Chebera Churchura National Park is boarded by 26 Peasant Associations (PA) (the smallest administrative unit in Ethiopia). Mixed agricultural practices are the sole livelihood of the majority of the inhabitants around the park. When the dry period is prolonged, households and youngsters move cattle to Park were grass and water is available. In recent years, the erratic and intermittent rain season, crop failure and unsatisfactory production predisposed the already vulnerable women headed households and deprived local community members to look the park as an indispensable alternative means of livelihood. Consequently, significant number of people visits the park, cut trees and bushes for agricultural land, collect fuel and construction wood and set unmanageable wildfire while collecting honey and spices from the park.
These unmanaged actions cause tremendous threat to the park and its wildlife and resulted in deforestation, floristic diversity deterioration and habitat destruction, which eventually results in reduction of the precious elephant habitats and aggravating human-elephant conflict. Moreover, human and livestock death and injury and crop raid by elephants have been growing rapidly in adjacent boarder areas. The elephant population in CCNP is on the rise, the potential of increasing conflict is a concern for the long-term co-existence between local communities and elephants.

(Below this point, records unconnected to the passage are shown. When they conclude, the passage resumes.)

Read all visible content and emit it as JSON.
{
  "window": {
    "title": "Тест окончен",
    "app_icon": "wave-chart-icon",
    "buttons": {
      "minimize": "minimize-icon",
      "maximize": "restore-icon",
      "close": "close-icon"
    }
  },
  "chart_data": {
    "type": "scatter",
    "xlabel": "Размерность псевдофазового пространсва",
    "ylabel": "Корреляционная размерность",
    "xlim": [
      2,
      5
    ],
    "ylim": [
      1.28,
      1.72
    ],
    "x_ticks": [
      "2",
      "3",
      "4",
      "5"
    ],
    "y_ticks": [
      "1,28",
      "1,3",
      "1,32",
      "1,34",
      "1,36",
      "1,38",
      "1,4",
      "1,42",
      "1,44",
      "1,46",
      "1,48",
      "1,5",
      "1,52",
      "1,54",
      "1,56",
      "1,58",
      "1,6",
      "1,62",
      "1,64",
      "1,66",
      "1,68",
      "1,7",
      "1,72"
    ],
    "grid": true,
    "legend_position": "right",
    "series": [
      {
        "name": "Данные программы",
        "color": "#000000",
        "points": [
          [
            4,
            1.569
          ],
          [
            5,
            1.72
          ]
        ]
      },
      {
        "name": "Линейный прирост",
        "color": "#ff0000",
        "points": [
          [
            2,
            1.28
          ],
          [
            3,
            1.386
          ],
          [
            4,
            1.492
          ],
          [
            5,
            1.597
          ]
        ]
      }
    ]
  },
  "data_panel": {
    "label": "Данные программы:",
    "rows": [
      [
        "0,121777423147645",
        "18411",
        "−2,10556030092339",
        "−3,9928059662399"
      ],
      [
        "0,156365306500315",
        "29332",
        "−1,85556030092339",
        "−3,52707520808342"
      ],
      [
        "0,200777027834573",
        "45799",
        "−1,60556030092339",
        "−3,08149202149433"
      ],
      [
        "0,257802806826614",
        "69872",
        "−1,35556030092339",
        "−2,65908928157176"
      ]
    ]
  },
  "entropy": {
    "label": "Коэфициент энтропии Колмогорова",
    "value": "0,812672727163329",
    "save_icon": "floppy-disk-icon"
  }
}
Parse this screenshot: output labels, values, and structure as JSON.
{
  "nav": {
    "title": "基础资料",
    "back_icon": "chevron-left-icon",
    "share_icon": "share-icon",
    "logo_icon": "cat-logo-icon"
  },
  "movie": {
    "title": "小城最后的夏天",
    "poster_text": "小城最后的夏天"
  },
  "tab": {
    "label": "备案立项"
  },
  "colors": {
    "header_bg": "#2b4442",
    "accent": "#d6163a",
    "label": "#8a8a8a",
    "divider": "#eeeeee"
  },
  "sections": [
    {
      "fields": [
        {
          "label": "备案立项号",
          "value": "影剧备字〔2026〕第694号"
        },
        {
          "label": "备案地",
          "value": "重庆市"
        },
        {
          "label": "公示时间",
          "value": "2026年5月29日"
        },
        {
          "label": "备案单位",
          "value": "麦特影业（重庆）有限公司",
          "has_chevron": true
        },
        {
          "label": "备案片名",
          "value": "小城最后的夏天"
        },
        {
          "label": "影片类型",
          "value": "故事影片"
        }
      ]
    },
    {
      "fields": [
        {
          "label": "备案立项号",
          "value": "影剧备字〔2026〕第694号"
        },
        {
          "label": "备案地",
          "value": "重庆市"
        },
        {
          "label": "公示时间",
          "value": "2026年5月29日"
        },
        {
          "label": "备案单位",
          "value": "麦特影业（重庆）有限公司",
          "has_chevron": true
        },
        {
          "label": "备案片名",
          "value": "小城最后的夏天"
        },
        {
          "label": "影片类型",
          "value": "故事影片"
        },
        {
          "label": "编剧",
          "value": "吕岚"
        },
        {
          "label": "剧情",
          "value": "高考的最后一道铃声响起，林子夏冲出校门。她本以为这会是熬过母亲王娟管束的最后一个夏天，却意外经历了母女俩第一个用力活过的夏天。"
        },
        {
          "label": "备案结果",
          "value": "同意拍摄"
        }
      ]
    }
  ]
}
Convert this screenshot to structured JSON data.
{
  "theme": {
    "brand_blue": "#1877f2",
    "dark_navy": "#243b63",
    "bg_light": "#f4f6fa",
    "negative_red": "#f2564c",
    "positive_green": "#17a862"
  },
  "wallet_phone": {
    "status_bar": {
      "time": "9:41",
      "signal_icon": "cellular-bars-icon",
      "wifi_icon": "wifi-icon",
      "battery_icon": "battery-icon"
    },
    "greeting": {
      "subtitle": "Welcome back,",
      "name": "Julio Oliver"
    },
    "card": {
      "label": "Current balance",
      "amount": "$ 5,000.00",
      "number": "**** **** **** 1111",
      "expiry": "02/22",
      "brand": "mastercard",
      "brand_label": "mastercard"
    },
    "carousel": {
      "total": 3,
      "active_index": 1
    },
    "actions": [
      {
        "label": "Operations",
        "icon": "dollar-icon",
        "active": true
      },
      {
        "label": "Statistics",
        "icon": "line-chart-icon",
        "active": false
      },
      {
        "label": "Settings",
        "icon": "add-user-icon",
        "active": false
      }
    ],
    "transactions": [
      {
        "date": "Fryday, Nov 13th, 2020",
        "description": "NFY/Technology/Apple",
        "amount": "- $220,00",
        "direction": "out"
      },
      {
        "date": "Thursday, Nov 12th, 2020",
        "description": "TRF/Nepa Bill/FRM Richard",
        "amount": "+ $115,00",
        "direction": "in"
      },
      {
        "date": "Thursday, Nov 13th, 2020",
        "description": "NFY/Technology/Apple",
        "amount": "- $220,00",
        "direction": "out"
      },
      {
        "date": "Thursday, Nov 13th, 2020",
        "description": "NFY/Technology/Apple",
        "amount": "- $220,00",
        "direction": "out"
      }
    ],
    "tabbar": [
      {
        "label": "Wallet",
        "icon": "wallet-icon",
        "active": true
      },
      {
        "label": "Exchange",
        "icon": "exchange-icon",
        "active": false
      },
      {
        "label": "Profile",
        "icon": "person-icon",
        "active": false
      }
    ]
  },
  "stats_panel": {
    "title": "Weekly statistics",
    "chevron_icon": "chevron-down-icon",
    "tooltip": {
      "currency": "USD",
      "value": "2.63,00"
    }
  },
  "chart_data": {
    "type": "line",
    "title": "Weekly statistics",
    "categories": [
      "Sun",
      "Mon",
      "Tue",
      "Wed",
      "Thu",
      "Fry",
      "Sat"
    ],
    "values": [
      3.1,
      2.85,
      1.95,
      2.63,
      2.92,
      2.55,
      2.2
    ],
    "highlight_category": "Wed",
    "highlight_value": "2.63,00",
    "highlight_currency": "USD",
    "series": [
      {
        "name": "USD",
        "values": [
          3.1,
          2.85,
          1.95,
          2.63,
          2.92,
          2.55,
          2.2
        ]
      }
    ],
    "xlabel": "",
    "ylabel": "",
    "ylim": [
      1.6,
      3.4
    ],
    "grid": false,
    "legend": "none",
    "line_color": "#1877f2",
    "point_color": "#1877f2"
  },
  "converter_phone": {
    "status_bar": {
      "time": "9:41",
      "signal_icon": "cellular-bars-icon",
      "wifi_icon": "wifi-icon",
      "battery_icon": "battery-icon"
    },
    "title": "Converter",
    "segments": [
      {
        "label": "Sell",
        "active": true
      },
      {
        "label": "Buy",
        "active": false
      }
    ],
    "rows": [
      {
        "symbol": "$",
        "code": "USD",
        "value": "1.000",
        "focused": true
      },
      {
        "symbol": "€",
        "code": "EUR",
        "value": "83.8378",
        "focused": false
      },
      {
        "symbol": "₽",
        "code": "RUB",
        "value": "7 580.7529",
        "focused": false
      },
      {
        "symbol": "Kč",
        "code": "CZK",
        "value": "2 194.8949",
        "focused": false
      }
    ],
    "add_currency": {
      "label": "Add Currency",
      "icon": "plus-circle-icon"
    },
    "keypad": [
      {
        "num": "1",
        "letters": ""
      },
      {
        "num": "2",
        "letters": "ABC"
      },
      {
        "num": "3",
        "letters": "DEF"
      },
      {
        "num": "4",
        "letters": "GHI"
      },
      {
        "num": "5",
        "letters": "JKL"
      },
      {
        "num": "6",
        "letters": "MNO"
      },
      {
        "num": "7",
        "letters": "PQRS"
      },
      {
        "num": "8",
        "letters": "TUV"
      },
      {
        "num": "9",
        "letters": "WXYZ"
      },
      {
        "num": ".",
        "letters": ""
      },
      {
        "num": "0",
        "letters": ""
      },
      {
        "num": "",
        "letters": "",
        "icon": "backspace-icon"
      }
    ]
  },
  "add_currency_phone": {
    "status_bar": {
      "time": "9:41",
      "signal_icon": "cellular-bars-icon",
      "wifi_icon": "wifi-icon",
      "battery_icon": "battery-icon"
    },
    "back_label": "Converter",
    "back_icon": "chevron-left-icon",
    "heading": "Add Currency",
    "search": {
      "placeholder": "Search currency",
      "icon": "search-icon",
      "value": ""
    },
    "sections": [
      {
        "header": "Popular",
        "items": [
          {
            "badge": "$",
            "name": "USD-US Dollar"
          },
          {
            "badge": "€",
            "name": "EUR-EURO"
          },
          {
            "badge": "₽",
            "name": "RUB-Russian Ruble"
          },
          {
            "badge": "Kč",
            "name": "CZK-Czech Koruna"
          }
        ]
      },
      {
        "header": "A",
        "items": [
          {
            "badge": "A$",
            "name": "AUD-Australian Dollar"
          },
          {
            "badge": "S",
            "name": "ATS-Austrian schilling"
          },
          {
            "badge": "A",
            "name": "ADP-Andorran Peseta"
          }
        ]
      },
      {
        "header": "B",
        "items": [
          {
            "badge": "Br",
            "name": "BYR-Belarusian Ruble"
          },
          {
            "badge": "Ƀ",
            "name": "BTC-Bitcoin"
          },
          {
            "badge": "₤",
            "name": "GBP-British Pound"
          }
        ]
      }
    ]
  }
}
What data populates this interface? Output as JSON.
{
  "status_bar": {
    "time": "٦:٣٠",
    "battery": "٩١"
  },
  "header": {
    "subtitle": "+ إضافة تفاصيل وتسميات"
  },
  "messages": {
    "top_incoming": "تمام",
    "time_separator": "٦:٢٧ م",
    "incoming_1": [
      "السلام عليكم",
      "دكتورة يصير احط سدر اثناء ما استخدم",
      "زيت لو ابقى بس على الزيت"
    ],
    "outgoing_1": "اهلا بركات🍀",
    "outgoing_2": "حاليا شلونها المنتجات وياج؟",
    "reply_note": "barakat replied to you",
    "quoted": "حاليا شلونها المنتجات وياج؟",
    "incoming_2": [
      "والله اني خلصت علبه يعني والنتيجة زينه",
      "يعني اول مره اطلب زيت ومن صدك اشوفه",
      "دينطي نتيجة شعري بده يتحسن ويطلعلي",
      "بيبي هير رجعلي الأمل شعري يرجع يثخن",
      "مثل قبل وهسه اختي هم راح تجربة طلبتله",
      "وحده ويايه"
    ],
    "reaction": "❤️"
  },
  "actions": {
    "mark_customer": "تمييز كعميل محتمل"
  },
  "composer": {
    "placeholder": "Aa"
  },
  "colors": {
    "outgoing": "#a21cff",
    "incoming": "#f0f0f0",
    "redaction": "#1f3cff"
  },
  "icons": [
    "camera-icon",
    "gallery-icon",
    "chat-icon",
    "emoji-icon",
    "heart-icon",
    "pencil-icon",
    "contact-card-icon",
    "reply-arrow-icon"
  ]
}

Thus, based on the findings of the previous project the aim of this project mainly focuses on developing conservation management plan to the elephant-human conflict and provision of trainings on proper implementation of the mitigation measures and awareness creation/raising to local communities around the park on issues such as values and sustainable utilization of natural resources and environmental educations from primary schools’ level to community leaders and local administrators. The training will be given by expecting reducing their frenzying activities sustainably and the risk mentioned and ensures sustainable co-existence between local communities and elephants.